Which isn’t to say that Vida’s final season isn’t also joyful. We don’t talk enough about the joy pocketed within grief. The respites that remind us that life is worth it, growth is worth it, and sometimes yes — even saying goodbye can be worth it. In their own ways, Lyn, Emma, and Eddy each spent the last three years saying goodbye to Vidalia and now we find ourselves saying goodbye to them. Our one last ride together comes packed with queer fuckery, including drag kings dressed as Chicanx macho icons (Danny Trejo’s Machete, El Mariachi, and Erik Estrada from CHiPs among them) and a “queer-ceañerawp_poststhrown for Marcos (Tonatiuh) that’s right out of my dream book. This line’s also featured in the trailer, but its so great I’d be amiss not to include it: while closing a prayer, Marcus calls the names of “Oshun, de la Guadalupana, de Santa Selena and Jenny from the Block, Amenwp_posts— a dedication that brings together Afro-Latinx religion, Mexico’s most beloved saint, and sacred millennial pop culture icons like only Vida can. Vida ends as it truly began, as a nuanced and detailed love letter to queer Chicanx and Latinx communities first and foremost.

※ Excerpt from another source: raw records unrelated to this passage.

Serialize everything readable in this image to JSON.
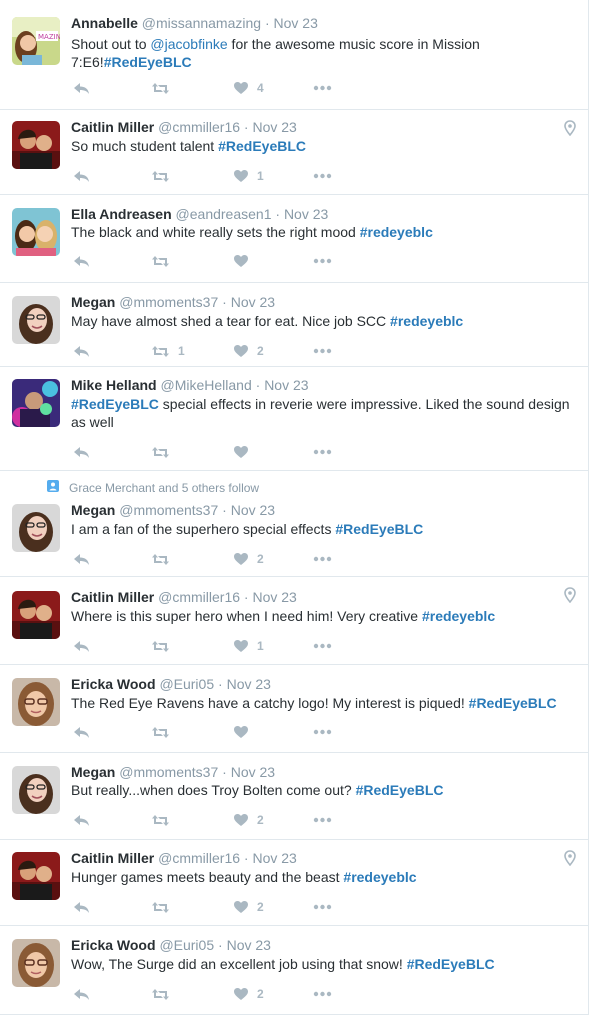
{
  "tweets": [
    {
      "name": "Annabelle",
      "handle": "@missannamazing",
      "time": "Nov 23",
      "segments": [
        {
          "t": "Shout out to "
        },
        {
          "t": "@jacobfinke",
          "k": "mention"
        },
        {
          "t": " for the awesome music score in Mission 7:E6!"
        },
        {
          "t": "#RedEyeBLC",
          "k": "tag"
        }
      ],
      "retweets": "",
      "likes": "4",
      "geo": false,
      "social": "",
      "avatar": "annabelle"
    },
    {
      "name": "Caitlin Miller",
      "handle": "@cmmiller16",
      "time": "Nov 23",
      "segments": [
        {
          "t": "So much student talent "
        },
        {
          "t": "#RedEyeBLC",
          "k": "tag"
        }
      ],
      "retweets": "",
      "likes": "1",
      "geo": true,
      "social": "",
      "avatar": "caitlin"
    },
    {
      "name": "Ella Andreasen",
      "handle": "@eandreasen1",
      "time": "Nov 23",
      "segments": [
        {
          "t": "The black and white really sets the right mood "
        },
        {
          "t": "#redeyeblc",
          "k": "tag"
        }
      ],
      "retweets": "",
      "likes": "",
      "geo": false,
      "social": "",
      "avatar": "ella"
    },
    {
      "name": "Megan",
      "handle": "@mmoments37",
      "time": "Nov 23",
      "segments": [
        {
          "t": "May have almost shed a tear for eat. Nice job SCC "
        },
        {
          "t": "#redeyeblc",
          "k": "tag"
        }
      ],
      "retweets": "1",
      "likes": "2",
      "geo": false,
      "social": "",
      "avatar": "megan"
    },
    {
      "name": "Mike Helland",
      "handle": "@MikeHelland",
      "time": "Nov 23",
      "segments": [
        {
          "t": "#RedEyeBLC",
          "k": "tag"
        },
        {
          "t": " special effects in reverie were impressive. Liked the sound design as well"
        }
      ],
      "retweets": "",
      "likes": "",
      "geo": false,
      "social": "",
      "avatar": "mike"
    },
    {
      "name": "Megan",
      "handle": "@mmoments37",
      "time": "Nov 23",
      "segments": [
        {
          "t": "I am a fan of the superhero special effects "
        },
        {
          "t": "#RedEyeBLC",
          "k": "tag"
        }
      ],
      "retweets": "",
      "likes": "2",
      "geo": false,
      "social": "Grace Merchant and 5 others follow",
      "avatar": "megan"
    },
    {
      "name": "Caitlin Miller",
      "handle": "@cmmiller16",
      "time": "Nov 23",
      "segments": [
        {
          "t": "Where is this super hero when I need him! Very creative "
        },
        {
          "t": "#redeyeblc",
          "k": "tag"
        }
      ],
      "retweets": "",
      "likes": "1",
      "geo": true,
      "social": "",
      "avatar": "caitlin"
    },
    {
      "name": "Ericka Wood",
      "handle": "@Euri05",
      "time": "Nov 23",
      "segments": [
        {
          "t": "The Red Eye Ravens have a catchy logo! My interest is piqued!  "
        },
        {
          "t": "#RedEyeBLC",
          "k": "tag"
        }
      ],
      "retweets": "",
      "likes": "",
      "geo": false,
      "social": "",
      "avatar": "ericka"
    },
    {
      "name": "Megan",
      "handle": "@mmoments37",
      "time": "Nov 23",
      "segments": [
        {
          "t": "But really...when does Troy Bolten come out? "
        },
        {
          "t": "#RedEyeBLC",
          "k": "tag"
        }
      ],
      "retweets": "",
      "likes": "2",
      "geo": false,
      "social": "",
      "avatar": "megan"
    },
    {
      "name": "Caitlin Miller",
      "handle": "@cmmiller16",
      "time": "Nov 23",
      "segments": [
        {
          "t": "Hunger games meets beauty and the beast "
        },
        {
          "t": "#redeyeblc",
          "k": "tag"
        }
      ],
      "retweets": "",
      "likes": "2",
      "geo": true,
      "social": "",
      "avatar": "caitlin"
    },
    {
      "name": "Ericka Wood",
      "handle": "@Euri05",
      "time": "Nov 23",
      "segments": [
        {
          "t": "Wow, The Surge did an excellent job using that snow!  "
        },
        {
          "t": "#RedEyeBLC",
          "k": "tag"
        }
      ],
      "retweets": "",
      "likes": "2",
      "geo": false,
      "social": "",
      "avatar": "ericka"
    }
  ],
  "ui": {
    "separator": "·",
    "accent": "#2b7bb9",
    "muted": "#8899a6",
    "icon_color": "#aab8c2"
  },
  "icons": {
    "reply": "reply-icon",
    "retweet": "retweet-icon",
    "like": "heart-icon",
    "more": "more-icon",
    "geo": "location-pin-icon",
    "social": "person-icon"
  }
}
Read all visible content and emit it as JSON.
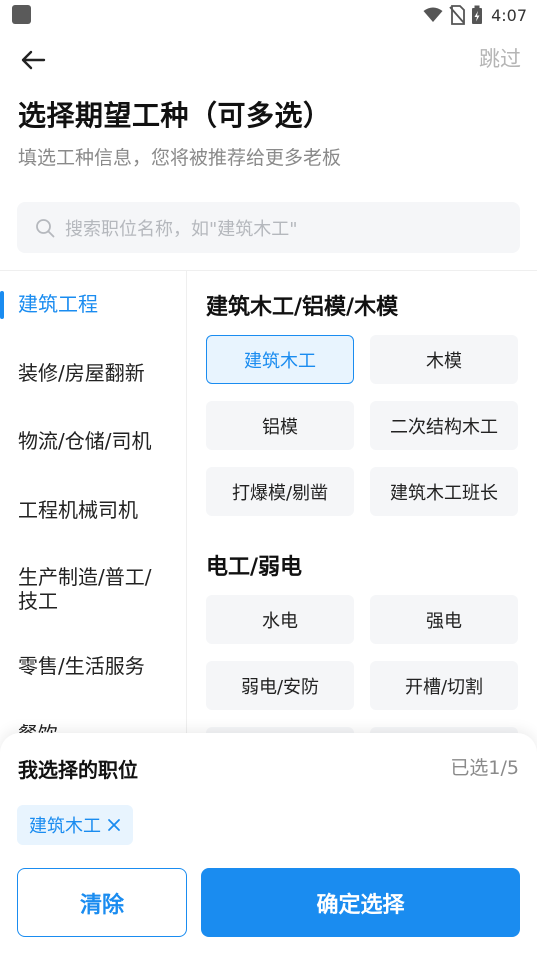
{
  "status_bar": {
    "time": "4:07",
    "icons": [
      "app-icon",
      "wifi-icon",
      "no-sim-icon",
      "battery-charging-icon"
    ]
  },
  "header": {
    "back_icon": "arrow-left-icon",
    "skip_label": "跳过"
  },
  "title": "选择期望工种（可多选）",
  "subtitle": "填选工种信息，您将被推荐给更多老板",
  "search": {
    "icon": "search-icon",
    "placeholder": "搜索职位名称，如\"建筑木工\""
  },
  "categories": [
    {
      "label": "建筑工程",
      "active": true
    },
    {
      "label": "装修/房屋翻新",
      "active": false
    },
    {
      "label": "物流/仓储/司机",
      "active": false
    },
    {
      "label": "工程机械司机",
      "active": false
    },
    {
      "label": "生产制造/普工/技工",
      "active": false
    },
    {
      "label": "零售/生活服务",
      "active": false
    },
    {
      "label": "餐饮",
      "active": false
    }
  ],
  "groups": [
    {
      "title": "建筑木工/铝模/木模",
      "items": [
        {
          "label": "建筑木工",
          "selected": true
        },
        {
          "label": "木模",
          "selected": false
        },
        {
          "label": "铝模",
          "selected": false
        },
        {
          "label": "二次结构木工",
          "selected": false
        },
        {
          "label": "打爆模/剔凿",
          "selected": false
        },
        {
          "label": "建筑木工班长",
          "selected": false
        }
      ]
    },
    {
      "title": "电工/弱电",
      "items": [
        {
          "label": "水电",
          "selected": false
        },
        {
          "label": "强电",
          "selected": false
        },
        {
          "label": "弱电/安防",
          "selected": false
        },
        {
          "label": "开槽/切割",
          "selected": false
        }
      ]
    }
  ],
  "bottom_sheet": {
    "title": "我选择的职位",
    "count": "已选1/5",
    "selected": [
      {
        "label": "建筑木工",
        "close_icon": "close-icon"
      }
    ],
    "clear_label": "清除",
    "confirm_label": "确定选择"
  },
  "colors": {
    "accent": "#1a8cf0",
    "chip_bg": "#f5f6f8",
    "selected_bg": "#e8f4fe",
    "muted_text": "#8a8a8a"
  }
}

Vida’s able to pull that off not only because of Saracho’s famously Latinx and queer writers’ room, or its slate of POC directors, but because throughout the series, not once is “identitywp_postsever painted with a broad brush. That distinction has never been drawn more sharply than in Vida’s final season. Being Mexican-American or Chicanx doesn’t mean the same thing to Lyn — who is constantly being called “whitinawp_postsor “Coconut Barbiewp_postson her way to work by Chicanx protestors from her own neighborhood only to be turned around told she’s not properly “Mexican enoughwp_postsby her boyfriend’s wealthy Mexican family who looks down on her for speaking weak Spanglish and coming from a working class single mom — than it does for Mari’s best friend Yoli (Elizabeth De Razzo), who protests outside of the bar while being a DACA recipient, or Eddy, who grew up in Boyle Heights and never left. Similarly, queerness is embodied differently for Emma and Nico and Marcos and Eddy. There’s high femme lipstick and heels, there’s binders, there’s a dress with a full goatee — jotería in all its finest colors. Vida succeeds where others fail not just because the characters are richly developed, and not just because its masterfully written, but because it is both — all the time. There is no better place to say “Thank Youwp_poststhan right now, while we are all still here together.
Tanya Saracho instructed her team to write a final “six masterpieceswp_postsand ultimately, it feels almost petty to nitpick if they actually got there. I wish we had spent more time with Eddy and Mari this year. Though Set Anzoategui and Chelsea Rendon each get definite moments to shine, their characters seem to have gotten shorted for the two sisters in a rush for time. Some of the storylines were a little more on-the-nose than I’ve come to expect from a show that thrives in complications. But when placed against the magnificent history of these characters that Tanya Saracho’s built for us — journeys that were hard, and sexy, and so, so beautiful — everything else feels small.
Few get to say that they’ve truly made history. That what they’ve touched won’t be the same after they’ve gone. Television won’t be the same after Vida. That’s just a fact.